Saudis Foil Car Bomb Plot

Saudi rescue personel look through the rubble for additional bodies at dawn Sunday, November 9, 2003, at the site of Saturday night's attack in Riyadh, Saudi Arabia. At least two people were killed and 86 wounded, in what a government official said was a suicide car bombing. (AP Photo/John Moore) AP

Saudi security forces on Tuesday foiled a terrorist plan to detonate a car bomb in the capital, Riyadh, killing two suspected terrorists.

An Interior Ministry statement carried by the official Saudi Press Agency said security men clashed with the suspected terrorists, killing two of them and seizing a car laden with explosives.

It said the authorities are still investigating the identities of the two terrorists and other possible accomplices. A detailed statement would be released later, it added.

Saudi Arabia has been stung by major attacks during the past seven months. Seventeen people were killed in a suicide bombing at a housing compound in the capital on Nov. 8, and in May, suicide bombings at three housing compounds in Riyadh left 35 dead, including 9 suicide bombers.
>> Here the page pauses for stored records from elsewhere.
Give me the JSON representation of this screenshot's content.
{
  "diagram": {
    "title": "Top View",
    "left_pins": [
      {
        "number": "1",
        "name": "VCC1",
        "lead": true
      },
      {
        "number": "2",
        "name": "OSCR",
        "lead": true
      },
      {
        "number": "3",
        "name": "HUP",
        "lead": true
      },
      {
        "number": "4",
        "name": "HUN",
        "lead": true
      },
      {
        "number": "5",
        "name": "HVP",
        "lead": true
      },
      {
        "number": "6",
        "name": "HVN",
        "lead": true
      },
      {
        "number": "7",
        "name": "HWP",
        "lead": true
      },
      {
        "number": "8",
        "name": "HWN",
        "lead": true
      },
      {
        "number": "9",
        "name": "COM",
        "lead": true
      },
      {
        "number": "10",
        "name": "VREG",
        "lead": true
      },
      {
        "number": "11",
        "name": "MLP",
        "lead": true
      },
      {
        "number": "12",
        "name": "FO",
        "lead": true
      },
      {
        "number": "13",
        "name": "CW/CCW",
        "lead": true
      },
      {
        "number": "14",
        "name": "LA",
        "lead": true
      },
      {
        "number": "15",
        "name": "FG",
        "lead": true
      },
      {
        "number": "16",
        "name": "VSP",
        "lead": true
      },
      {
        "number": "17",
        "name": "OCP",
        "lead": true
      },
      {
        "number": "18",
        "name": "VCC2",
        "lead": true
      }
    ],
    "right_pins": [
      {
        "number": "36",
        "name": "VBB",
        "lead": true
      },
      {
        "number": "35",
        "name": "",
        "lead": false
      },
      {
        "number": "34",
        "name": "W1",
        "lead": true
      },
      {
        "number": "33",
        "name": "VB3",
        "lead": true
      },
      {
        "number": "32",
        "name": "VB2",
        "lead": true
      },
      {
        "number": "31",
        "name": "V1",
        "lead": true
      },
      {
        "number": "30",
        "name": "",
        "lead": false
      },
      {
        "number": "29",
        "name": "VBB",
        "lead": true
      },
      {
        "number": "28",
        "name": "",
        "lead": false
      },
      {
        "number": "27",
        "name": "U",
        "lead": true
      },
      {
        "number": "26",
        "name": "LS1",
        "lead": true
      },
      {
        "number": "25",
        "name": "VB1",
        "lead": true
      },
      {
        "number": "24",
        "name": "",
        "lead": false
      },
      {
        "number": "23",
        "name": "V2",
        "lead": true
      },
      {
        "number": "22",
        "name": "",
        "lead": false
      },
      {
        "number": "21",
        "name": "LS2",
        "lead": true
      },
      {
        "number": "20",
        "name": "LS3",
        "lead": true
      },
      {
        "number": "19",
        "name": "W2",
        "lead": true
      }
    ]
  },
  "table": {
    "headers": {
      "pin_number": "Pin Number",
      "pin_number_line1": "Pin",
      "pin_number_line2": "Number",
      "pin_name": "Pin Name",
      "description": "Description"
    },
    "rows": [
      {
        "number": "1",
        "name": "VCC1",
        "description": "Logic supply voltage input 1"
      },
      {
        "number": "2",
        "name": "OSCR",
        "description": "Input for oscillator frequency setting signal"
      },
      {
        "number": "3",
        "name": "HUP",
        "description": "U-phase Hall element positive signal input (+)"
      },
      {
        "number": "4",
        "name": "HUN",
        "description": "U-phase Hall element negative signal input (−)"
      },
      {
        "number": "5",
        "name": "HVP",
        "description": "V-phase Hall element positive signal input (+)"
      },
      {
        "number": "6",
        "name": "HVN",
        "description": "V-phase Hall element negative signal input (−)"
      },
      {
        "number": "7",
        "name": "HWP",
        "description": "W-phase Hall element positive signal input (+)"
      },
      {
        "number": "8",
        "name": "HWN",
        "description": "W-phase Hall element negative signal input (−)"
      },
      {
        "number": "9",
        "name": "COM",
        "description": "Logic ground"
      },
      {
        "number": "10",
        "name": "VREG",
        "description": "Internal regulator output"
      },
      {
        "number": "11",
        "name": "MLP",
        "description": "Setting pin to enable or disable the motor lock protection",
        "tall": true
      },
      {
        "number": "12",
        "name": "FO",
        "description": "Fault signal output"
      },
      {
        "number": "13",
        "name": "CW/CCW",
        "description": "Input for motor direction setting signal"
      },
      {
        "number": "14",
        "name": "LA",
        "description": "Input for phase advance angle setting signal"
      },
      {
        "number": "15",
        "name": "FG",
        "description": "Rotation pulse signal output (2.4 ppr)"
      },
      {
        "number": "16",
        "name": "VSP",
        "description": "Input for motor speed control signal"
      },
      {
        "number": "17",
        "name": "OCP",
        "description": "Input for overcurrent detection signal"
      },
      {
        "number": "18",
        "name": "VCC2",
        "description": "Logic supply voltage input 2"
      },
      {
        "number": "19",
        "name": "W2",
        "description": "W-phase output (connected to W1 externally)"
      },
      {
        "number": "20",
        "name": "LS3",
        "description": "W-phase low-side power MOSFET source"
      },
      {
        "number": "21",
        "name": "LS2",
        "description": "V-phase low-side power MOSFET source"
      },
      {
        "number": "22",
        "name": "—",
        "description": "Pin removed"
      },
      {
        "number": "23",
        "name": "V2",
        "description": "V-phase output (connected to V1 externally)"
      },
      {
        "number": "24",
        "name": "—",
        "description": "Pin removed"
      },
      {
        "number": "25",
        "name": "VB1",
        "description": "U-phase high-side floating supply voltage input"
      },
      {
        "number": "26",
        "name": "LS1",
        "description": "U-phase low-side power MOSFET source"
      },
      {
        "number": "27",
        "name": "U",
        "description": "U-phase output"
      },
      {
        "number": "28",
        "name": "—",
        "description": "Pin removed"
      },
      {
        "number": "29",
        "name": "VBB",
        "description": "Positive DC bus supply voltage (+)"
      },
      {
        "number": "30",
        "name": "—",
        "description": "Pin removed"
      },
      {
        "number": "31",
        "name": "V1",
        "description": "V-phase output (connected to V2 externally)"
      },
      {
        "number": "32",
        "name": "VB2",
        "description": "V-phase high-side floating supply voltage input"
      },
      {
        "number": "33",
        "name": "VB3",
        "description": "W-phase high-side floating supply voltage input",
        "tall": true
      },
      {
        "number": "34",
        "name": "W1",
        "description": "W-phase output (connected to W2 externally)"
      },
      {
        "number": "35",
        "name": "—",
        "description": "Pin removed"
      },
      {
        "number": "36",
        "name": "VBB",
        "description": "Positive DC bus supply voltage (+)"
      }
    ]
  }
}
The May bombings spurred a massive crackdown by Saudi officials in which some 600 terrorism suspects were detained and several were killed.

The Arab kingdom has also been the subject of a slew of warnings by foreign governments to their citizens living or traveling there.

A day before the Nov. 8 bombing, the U.S. Embassy in Riyadh and America's consulates in Jiddah and Dhahran closed following terror warnings.

Even after the offices reopened, diplomats urged Americans in Saudi Arabia to vary their times and routes for essential travel, park their vehicles in protected areas and check their cars before using them.

Similar warnings were issued by U.S. or British authorities in August, September and October.

Saudi Arabia has been under pressure to crush networks that include al Qaeda, the terror group blamed for the Sept. 11, 2001 attacks on the United States. Fifteen of the 19 Sept. 11 hijackers were Saudis.

Saudi officials have been irked by continued allegations by U.S. officials of links between the kingdom and terror groups. To polish their image, Saudi Arabia has spent $17.6 million on public relations, advertising and lobbying since the Sept. 11 attacks.
  • Bootie Cosgrove-Mather

Comments